Ask Cale Beck, ESQ –
Consider a Restatement – Updating Your Trust
When a client executes an estate plan, the idea is that the plan is perfectly tailored to suit the client’s needs at that moment and for the foreseeable future. However, for better or worse, the only real constant in life (I suppose in addition to death and taxes) is change!
The way your life looked 10 years ago, and the situation that your estate plan was based upon, was likely a lot different than it looks now. This is why almost every trust we create is revocable, to allow our clients the flexibility to amend the trust as life changes. You are not bound to the decisions you made 10 years ago, and if you have not updated your plan in a while it is time to at least take a look.
Sometimes it makes sense to just amend certain parts of your trust – for instance, to change the Trustees of a trust, to add or delete a gift, to indicate a name change, or to change a specific power of the Trustee. However, sometimes it is advisable to amend the trust in its entirety.
This is called a “restatement” of the trust. If you restate a trust, you are not changing the name of the trust or the date that it is established, and you don’t have to retitle or transfer any assets into the trust again.

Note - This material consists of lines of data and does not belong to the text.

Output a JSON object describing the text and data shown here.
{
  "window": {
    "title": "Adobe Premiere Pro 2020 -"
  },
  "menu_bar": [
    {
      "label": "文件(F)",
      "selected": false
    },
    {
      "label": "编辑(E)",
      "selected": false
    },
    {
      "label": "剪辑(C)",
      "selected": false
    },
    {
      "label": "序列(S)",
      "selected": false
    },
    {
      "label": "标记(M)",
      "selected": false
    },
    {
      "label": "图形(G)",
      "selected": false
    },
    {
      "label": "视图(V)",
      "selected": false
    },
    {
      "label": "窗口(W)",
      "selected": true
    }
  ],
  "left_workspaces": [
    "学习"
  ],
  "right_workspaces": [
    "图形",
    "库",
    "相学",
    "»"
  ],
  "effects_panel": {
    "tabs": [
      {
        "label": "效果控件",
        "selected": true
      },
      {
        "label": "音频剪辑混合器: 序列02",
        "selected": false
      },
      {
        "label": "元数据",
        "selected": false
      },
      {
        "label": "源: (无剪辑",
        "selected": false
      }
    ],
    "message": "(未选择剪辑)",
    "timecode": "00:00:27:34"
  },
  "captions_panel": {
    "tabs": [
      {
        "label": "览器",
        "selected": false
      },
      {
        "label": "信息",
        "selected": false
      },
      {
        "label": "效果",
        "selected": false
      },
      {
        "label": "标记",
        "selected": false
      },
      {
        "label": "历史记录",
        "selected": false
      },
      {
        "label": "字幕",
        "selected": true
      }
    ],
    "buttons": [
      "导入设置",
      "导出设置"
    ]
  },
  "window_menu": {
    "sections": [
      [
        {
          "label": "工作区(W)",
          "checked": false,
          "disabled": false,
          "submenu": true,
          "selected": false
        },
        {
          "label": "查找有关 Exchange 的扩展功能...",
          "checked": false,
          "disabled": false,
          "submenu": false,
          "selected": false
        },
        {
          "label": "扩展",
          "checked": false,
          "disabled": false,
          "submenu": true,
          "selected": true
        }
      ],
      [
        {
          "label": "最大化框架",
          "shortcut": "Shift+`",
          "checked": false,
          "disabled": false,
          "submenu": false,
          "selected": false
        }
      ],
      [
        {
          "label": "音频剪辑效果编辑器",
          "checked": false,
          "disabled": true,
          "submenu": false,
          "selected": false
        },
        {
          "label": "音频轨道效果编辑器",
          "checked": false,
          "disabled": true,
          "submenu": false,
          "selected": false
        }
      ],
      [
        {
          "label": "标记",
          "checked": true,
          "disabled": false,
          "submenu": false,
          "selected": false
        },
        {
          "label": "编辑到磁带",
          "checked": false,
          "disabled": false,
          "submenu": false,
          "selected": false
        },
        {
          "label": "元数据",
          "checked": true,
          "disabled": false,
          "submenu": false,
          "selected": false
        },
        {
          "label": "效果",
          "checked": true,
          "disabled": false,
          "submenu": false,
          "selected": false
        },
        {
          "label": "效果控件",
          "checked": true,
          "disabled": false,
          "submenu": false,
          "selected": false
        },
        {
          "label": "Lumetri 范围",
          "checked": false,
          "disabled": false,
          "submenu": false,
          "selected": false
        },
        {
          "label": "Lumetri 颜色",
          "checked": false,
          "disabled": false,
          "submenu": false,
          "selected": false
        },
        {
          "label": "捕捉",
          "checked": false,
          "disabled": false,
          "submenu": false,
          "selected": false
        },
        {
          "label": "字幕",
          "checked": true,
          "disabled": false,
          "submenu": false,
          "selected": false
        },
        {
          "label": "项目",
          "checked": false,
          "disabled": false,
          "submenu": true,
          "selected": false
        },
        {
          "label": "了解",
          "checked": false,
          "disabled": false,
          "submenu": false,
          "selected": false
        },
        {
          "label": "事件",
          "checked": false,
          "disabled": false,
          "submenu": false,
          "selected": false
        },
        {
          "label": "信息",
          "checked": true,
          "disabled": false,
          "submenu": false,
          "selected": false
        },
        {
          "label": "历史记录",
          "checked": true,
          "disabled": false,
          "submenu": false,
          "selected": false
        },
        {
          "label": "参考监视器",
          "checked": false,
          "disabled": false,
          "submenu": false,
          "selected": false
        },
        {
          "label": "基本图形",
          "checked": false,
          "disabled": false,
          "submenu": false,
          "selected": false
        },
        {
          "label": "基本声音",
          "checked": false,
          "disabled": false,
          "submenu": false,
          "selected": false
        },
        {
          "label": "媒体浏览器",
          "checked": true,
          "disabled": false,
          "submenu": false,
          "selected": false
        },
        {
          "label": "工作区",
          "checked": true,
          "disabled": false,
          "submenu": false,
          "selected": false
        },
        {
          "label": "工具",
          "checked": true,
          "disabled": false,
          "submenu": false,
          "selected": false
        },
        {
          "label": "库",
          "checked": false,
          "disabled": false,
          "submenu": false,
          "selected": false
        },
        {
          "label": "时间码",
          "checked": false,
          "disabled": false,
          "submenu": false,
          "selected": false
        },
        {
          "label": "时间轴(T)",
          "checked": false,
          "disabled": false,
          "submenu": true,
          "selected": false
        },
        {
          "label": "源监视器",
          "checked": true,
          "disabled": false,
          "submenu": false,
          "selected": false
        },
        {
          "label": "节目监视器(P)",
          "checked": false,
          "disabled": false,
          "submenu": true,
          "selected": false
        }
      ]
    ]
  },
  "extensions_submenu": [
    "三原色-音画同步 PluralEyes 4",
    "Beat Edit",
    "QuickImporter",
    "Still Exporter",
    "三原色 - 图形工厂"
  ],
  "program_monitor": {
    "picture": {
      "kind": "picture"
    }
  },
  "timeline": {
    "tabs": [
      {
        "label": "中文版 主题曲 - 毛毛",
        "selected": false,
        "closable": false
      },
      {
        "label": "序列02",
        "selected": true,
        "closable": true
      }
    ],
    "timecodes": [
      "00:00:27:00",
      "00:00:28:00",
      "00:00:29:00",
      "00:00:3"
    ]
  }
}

However, the restatement essentially rewrites the rulebook directing the way that your assets will be managed and distributed. The following are some of the benefits of a restatement that should be considered:
- Clarity of the Estate Plan: If you have several changes to make to the trust agreement, or if you have already executed several partial amendments changing only certain provisions of the larger trust agreement, then you can leave the Trustee and beneficiaries in the position of putting together a puzzle of different documents to determine the full terms of the trust. This leaves the plan more open to challenge if there are any ambiguities between the various amendments. If you are going to be making several changes to the agreement, or if you have already executed several partial amendments, then it may be a good idea to execute a restatement for clarity.
- Privacy: Upon your passing, all beneficiaries and heirs are entitled to receive a copy of the “terms of the trust.” Pursuant to Probate Code §16061.5, if the trust has been restated then the “terms of the trust” includes the restatement and any subsequent partial amendments, but does not include the original trust or any amendment executed before the most recent restatement. If you would prefer that your children and heirs not see prior versions of your trust, this can provide some privacy because the trustee is not obligated to send that information.
- New Law: Our trust documents are frequently modified to keep up with new laws and to include language that we feel may be helpful based on new experience. If it’s been a while since the documents were created, you might consider freshening them up to include current language that might be a benefit to your plan.
Please contact us if you want to discuss whether a restatement of your trust is a good idea for you. Remember, our review consultations are free of charge, and we look forward to speaking with you.